The text does not say it is equivalent, it says that the source of all reality is primordial wisdom. Like cheese comes from milk, but is not milk.asunthatneversets wrote:If we maintain that dualistic mind is equivalent to primordial wisdom then what is the point of the dharma?
kirtu wrote:CrawfordHollow wrote:Here is a nice excerpt from Dudjom Lingpa's Nang- jang regarding the conduct of a dzogchen yogi:...
Please avoid quoting from restricted texts. I will let this excerpt stand as it can be found in non-restricted teachings as well. However we cannot permit unrestricted quoting from restricted texts.
CrawfordHollow wrote:Buddhahood Without Meditation, also known as the Nang-jang is not a restricted text.
...but the quote was a general teaching about karma and did not reveal any secret teachings.
I try to observe samaya as best I can, but still I am starting to see how discussing these things on forums does no good for my practice.
kirtu wrote:CrawfordHollow wrote:Buddhahood Without Meditation, also known as the Nang-jang is not a restricted text.
Yes it is and it says so in the preface or introduction. And the lama from whom I took teaching on it, Khenchen Tsewang (Palyul) said so as well. That it can be purchased from Amazon or bookstores is immaterial....but the quote was a general teaching about karma and did not reveal any secret teachings.
It's all blah blah blah if you don't know how to relate it to wisdom. Who ever heard of bringing Buddha into a discussion of cause and effect? Buddha never once spoke of causes like billiard balls bouncing together. Actually, Hume did write quite a lot about causality and demonstrated there's no such thing. So the Buddha's main teaching wasn't cause and effect. It was the mechanics of a human action, which is internal to one's mind like urges, feelings, ideas, etc. These are all demonstrated to be nonexistence. To understand dharma it is easier to leave aside scientific questions of causality and look directly at the mind's illusion-manufacturing plant. It is itself beyond cause and effect in the sense that nothing is making these illusions appear. They just do so according to karmic attitudes. It's a nonexistent amorphous attitude that makes them, not a bit of undigested sausage or external factors. Before one has the target in sight, emptiness, discussing all the finer points of archery is a lot of blah blah blah, and it might seem like you are talking about a science or something, but actually all these talks are for nothing, and they are not about anything at all.
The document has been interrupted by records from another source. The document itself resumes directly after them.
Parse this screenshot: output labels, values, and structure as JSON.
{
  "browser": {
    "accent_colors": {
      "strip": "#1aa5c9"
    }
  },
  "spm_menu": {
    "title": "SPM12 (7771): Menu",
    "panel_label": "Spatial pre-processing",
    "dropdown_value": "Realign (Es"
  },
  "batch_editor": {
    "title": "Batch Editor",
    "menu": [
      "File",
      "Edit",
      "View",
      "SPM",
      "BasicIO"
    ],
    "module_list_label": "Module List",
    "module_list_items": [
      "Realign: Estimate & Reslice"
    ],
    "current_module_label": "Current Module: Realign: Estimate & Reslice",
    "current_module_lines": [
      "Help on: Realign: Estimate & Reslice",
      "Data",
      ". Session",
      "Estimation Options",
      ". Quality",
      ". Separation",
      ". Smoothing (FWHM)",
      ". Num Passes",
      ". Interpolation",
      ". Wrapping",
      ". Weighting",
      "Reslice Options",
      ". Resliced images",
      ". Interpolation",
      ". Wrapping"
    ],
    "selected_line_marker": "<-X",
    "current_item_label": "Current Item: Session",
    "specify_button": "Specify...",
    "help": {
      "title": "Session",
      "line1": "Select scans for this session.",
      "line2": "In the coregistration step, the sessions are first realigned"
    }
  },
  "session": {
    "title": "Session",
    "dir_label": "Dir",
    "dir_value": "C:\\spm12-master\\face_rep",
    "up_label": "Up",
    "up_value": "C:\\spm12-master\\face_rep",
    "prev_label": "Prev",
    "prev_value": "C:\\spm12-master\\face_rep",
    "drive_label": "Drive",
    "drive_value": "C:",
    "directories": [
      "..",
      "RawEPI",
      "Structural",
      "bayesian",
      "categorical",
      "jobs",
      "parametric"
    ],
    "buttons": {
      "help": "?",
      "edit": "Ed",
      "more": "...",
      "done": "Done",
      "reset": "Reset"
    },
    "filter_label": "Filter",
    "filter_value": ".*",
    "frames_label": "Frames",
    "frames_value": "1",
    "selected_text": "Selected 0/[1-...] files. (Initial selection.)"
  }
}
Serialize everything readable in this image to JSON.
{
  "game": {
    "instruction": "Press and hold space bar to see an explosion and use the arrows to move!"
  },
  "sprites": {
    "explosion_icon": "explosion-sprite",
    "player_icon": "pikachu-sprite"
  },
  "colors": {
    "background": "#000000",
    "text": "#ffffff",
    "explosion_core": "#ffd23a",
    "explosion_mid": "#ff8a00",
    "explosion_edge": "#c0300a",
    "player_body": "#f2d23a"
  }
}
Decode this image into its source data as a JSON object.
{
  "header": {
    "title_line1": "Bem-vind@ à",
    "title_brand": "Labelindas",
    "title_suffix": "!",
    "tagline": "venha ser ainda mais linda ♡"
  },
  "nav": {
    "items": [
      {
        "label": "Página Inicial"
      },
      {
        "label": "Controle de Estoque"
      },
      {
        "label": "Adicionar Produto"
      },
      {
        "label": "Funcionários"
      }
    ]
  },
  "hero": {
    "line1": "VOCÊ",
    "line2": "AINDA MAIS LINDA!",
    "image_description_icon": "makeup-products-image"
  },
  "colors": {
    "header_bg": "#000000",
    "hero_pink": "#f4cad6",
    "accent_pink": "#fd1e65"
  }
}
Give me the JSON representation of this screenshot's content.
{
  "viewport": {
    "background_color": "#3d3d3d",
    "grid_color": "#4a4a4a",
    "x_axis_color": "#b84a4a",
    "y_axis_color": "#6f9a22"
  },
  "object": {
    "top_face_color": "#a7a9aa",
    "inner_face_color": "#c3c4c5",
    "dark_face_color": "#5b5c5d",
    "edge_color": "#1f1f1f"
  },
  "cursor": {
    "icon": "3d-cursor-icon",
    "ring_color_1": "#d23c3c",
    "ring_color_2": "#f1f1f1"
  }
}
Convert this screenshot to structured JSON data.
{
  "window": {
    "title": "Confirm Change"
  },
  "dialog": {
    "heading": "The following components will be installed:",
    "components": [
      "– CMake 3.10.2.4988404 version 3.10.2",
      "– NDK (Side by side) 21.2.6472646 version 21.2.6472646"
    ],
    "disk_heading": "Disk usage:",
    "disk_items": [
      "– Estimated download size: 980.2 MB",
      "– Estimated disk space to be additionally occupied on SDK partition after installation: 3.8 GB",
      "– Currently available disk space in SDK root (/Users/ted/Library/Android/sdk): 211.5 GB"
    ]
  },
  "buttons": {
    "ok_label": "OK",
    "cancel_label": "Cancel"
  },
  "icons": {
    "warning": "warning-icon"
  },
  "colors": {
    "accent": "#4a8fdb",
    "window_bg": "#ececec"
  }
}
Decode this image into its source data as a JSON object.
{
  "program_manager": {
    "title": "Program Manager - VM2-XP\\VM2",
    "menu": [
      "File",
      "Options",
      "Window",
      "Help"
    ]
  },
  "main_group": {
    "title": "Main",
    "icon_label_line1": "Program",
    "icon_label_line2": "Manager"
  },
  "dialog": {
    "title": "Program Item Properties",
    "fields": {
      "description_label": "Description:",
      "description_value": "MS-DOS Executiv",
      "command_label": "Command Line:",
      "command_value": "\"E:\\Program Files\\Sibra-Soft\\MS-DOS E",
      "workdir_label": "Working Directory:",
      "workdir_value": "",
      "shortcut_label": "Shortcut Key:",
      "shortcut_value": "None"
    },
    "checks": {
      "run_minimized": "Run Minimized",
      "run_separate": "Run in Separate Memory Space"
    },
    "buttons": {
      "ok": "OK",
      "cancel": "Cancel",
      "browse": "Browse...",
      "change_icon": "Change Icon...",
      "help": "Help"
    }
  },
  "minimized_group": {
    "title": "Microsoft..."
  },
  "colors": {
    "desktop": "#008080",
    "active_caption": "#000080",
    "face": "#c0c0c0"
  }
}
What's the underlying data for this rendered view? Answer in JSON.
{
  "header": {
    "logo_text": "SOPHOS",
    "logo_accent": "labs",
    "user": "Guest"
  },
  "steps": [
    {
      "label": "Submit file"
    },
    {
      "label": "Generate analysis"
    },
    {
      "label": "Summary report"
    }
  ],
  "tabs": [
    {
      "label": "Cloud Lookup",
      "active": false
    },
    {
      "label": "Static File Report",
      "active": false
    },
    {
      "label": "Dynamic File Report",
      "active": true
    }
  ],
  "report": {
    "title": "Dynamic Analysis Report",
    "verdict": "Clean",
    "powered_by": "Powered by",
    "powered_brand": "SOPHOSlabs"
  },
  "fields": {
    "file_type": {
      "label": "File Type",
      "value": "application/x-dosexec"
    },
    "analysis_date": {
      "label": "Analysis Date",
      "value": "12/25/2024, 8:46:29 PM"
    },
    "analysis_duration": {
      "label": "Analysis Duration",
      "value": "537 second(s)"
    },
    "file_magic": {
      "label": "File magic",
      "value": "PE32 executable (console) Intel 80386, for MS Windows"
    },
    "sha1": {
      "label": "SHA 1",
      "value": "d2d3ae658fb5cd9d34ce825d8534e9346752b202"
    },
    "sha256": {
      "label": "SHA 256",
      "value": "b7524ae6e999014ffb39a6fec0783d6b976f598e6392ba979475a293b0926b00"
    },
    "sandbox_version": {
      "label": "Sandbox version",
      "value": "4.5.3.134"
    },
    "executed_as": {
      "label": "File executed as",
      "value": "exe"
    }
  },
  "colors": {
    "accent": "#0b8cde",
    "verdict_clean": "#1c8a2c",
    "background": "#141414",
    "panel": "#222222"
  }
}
gregkavarnos wrote:The text does not say it is equivalent, it says that the source of all reality is primordial wisdom. Like cheese comes from milk, but is not milk.asunthatneversets wrote:If we maintain that dualistic mind is equivalent to primordial wisdom then what is the point of the dharma?